How many people die during police actions in America - statistics show the brutality
Floyd is just one of many U.S. citizens who die each year during police action, and statistics show that U.S. police shoot, arrest, and imprison more people than in other developed countries.
Among the members of the G7 developed countries, the United States stands out in terms of death during contact with police officers, while black people are the most affected by this type of violence, CNN reports.
Thus, there are twice as many deaths during and after apprehension in the United States than in Australia, and six times more than in Great Britain (in the proportion of arrests and deaths).
According to the US Bureau of Justice Statistics (BJS), from June 2015 to March 2016, 1.348 such deaths were recorded, which would mean that 135 such killings occur within a month, or just over 4 per day.
For the sake of comparison, only 13 people died in the UK during a similar period during a police intervention.
cops are psychopaths pic.twitter.com/ZuQmZDfrY6
— jordan (@JordanUhl) May 31, 2020
The most affected citizens are black AP Photo/Frank Augstein
U.S. citizens are more likely to be arrested or detained than their peers around the world.
In 2018, 10.310.960 people were arrested in that country, i.e. every 32nd citizen.
Black people make up a third of the U.S. population in prison despite making up only one-eighth of the country's total population.

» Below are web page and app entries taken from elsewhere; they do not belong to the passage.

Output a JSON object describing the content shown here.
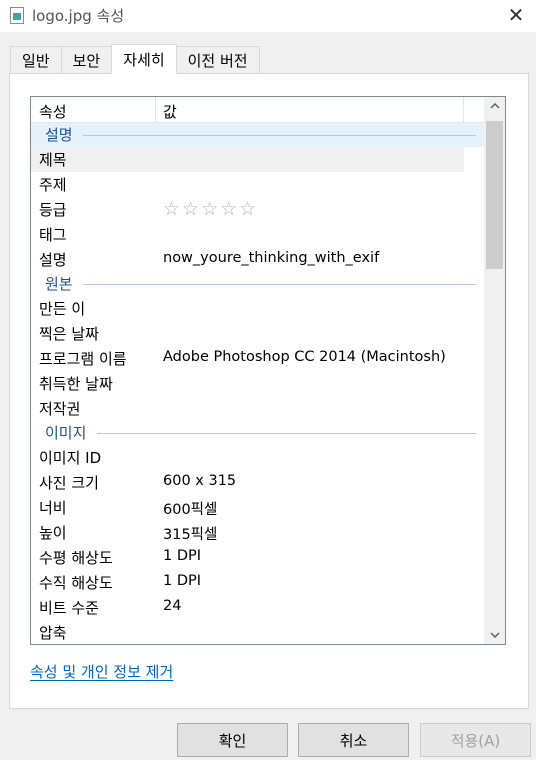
{
  "window": {
    "title": "logo.jpg 속성",
    "close_glyph": "✕"
  },
  "tabs": [
    {
      "label": "일반",
      "active": false
    },
    {
      "label": "보안",
      "active": false
    },
    {
      "label": "자세히",
      "active": true
    },
    {
      "label": "이전 버전",
      "active": false
    }
  ],
  "list": {
    "col_property": "속성",
    "col_value": "값",
    "groups": {
      "description": {
        "label": "설명",
        "title": {
          "key": "제목",
          "value": ""
        },
        "subject": {
          "key": "주제",
          "value": ""
        },
        "rating": {
          "key": "등급",
          "stars": "☆☆☆☆☆",
          "value": 0
        },
        "tags": {
          "key": "태그",
          "value": ""
        },
        "comments": {
          "key": "설명",
          "value": "now_youre_thinking_with_exif"
        }
      },
      "origin": {
        "label": "원본",
        "authors": {
          "key": "만든 이",
          "value": ""
        },
        "date_taken": {
          "key": "찍은 날짜",
          "value": ""
        },
        "program": {
          "key": "프로그램 이름",
          "value": "Adobe Photoshop CC 2014 (Macintosh)"
        },
        "date_acquired": {
          "key": "취득한 날짜",
          "value": ""
        },
        "copyright": {
          "key": "저작권",
          "value": ""
        }
      },
      "image": {
        "label": "이미지",
        "image_id": {
          "key": "이미지 ID",
          "value": ""
        },
        "dimensions": {
          "key": "사진 크기",
          "value": "600 x 315"
        },
        "width": {
          "key": "너비",
          "value": "600픽셀"
        },
        "height": {
          "key": "높이",
          "value": "315픽셀"
        },
        "hres": {
          "key": "수평 해상도",
          "value": "1 DPI"
        },
        "vres": {
          "key": "수직 해상도",
          "value": "1 DPI"
        },
        "bit_depth": {
          "key": "비트 수준",
          "value": "24"
        },
        "compression": {
          "key": "압축",
          "value": ""
        }
      }
    }
  },
  "remove_link": "속성 및 개인 정보 제거",
  "buttons": {
    "ok": "확인",
    "cancel": "취소",
    "apply": "적용(A)"
  },
  "colors": {
    "group_label": "#1e4f96",
    "link": "#0066cc",
    "selection": "#e5f1fb"
  }
}
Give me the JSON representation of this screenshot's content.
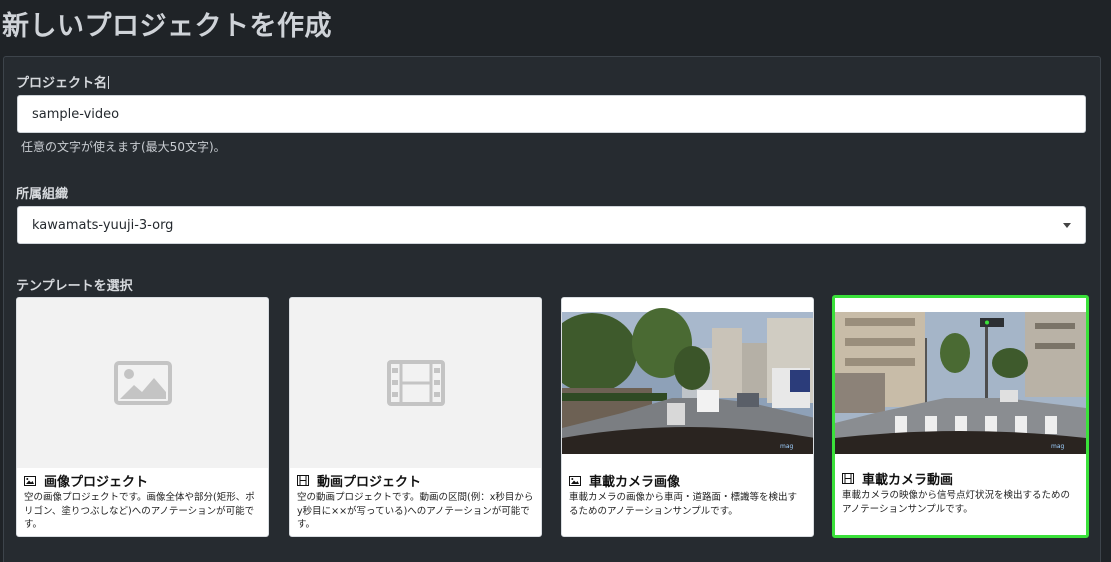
{
  "page": {
    "title": "新しいプロジェクトを作成"
  },
  "form": {
    "project_name": {
      "label": "プロジェクト名",
      "value": "sample-video",
      "hint": "任意の文字が使えます(最大50文字)。"
    },
    "organization": {
      "label": "所属組織",
      "value": "kawamats-yuuji-3-org"
    },
    "template": {
      "label": "テンプレートを選択",
      "cards": [
        {
          "title": "画像プロジェクト",
          "icon": "image-icon",
          "description": "空の画像プロジェクトです。画像全体や部分(矩形、ポリゴン、塗りつぶしなど)へのアノテーションが可能です。",
          "selected": false
        },
        {
          "title": "動画プロジェクト",
          "icon": "film-icon",
          "description": "空の動画プロジェクトです。動画の区間(例：x秒目からy秒目に××が写っている)へのアノテーションが可能です。",
          "selected": false
        },
        {
          "title": "車載カメラ画像",
          "icon": "image-icon",
          "description": "車載カメラの画像から車両・道路面・標識等を検出するためのアノテーションサンプルです。",
          "selected": false
        },
        {
          "title": "車載カメラ動画",
          "icon": "film-icon",
          "description": "車載カメラの映像から信号点灯状況を検出するためのアノテーションサンプルです。",
          "selected": true
        }
      ]
    }
  },
  "colors": {
    "background": "#1f2327",
    "panel": "#262b30",
    "selected_border": "#3ae13a"
  }
}
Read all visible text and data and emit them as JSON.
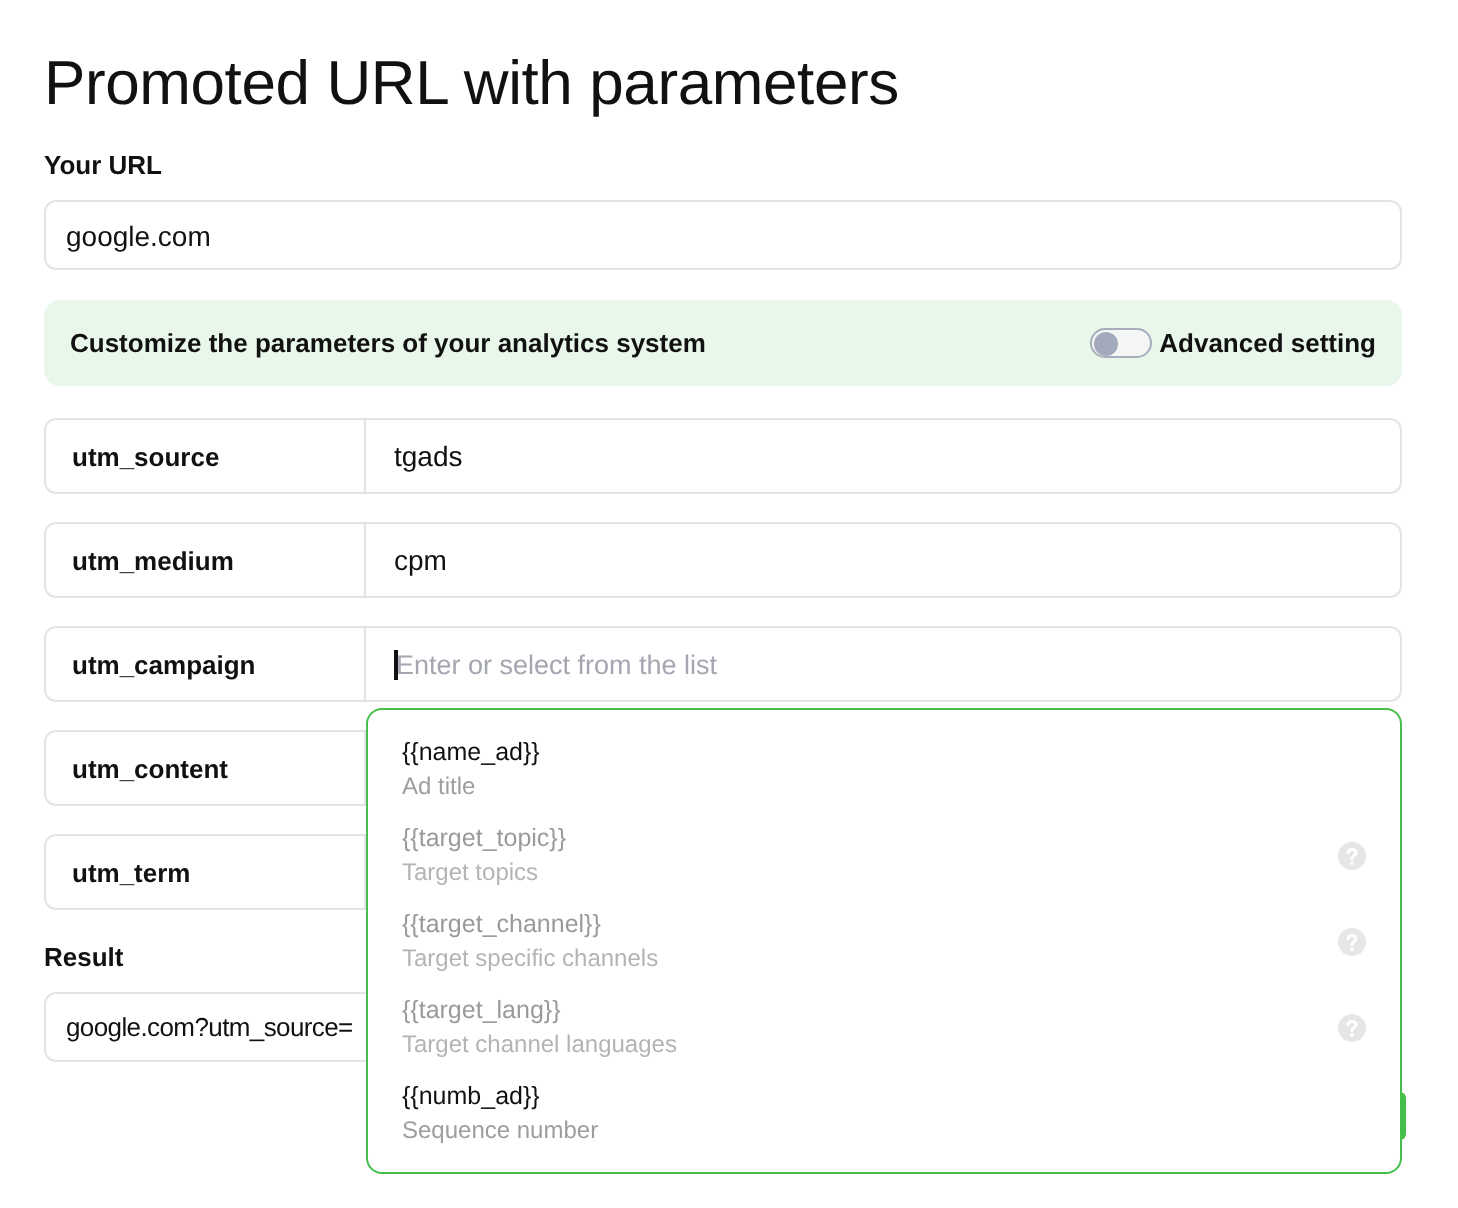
{
  "page": {
    "title": "Promoted URL with parameters"
  },
  "url": {
    "label": "Your URL",
    "value": "google.com"
  },
  "banner": {
    "text": "Customize the parameters of your analytics system",
    "toggle": {
      "label": "Advanced setting",
      "on": false
    }
  },
  "params": [
    {
      "name": "utm_source",
      "value": "tgads",
      "focused": false
    },
    {
      "name": "utm_medium",
      "value": "cpm",
      "focused": false
    },
    {
      "name": "utm_campaign",
      "placeholder": "Enter or select from the list",
      "focused": true
    },
    {
      "name": "utm_content",
      "focused": false
    },
    {
      "name": "utm_term",
      "focused": false
    }
  ],
  "dropdown": {
    "items": [
      {
        "token": "{{name_ad}}",
        "description": "Ad title",
        "disabled": false
      },
      {
        "token": "{{target_topic}}",
        "description": "Target topics",
        "disabled": true
      },
      {
        "token": "{{target_channel}}",
        "description": "Target specific channels",
        "disabled": true
      },
      {
        "token": "{{target_lang}}",
        "description": "Target channel languages",
        "disabled": true
      },
      {
        "token": "{{numb_ad}}",
        "description": "Sequence number",
        "disabled": false
      }
    ]
  },
  "result": {
    "label": "Result",
    "value": "google.com?utm_source="
  }
}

According to a 2016 study published in the scientific journal American Journal of Public Health (AJPH), police officers more often use force against black Americans.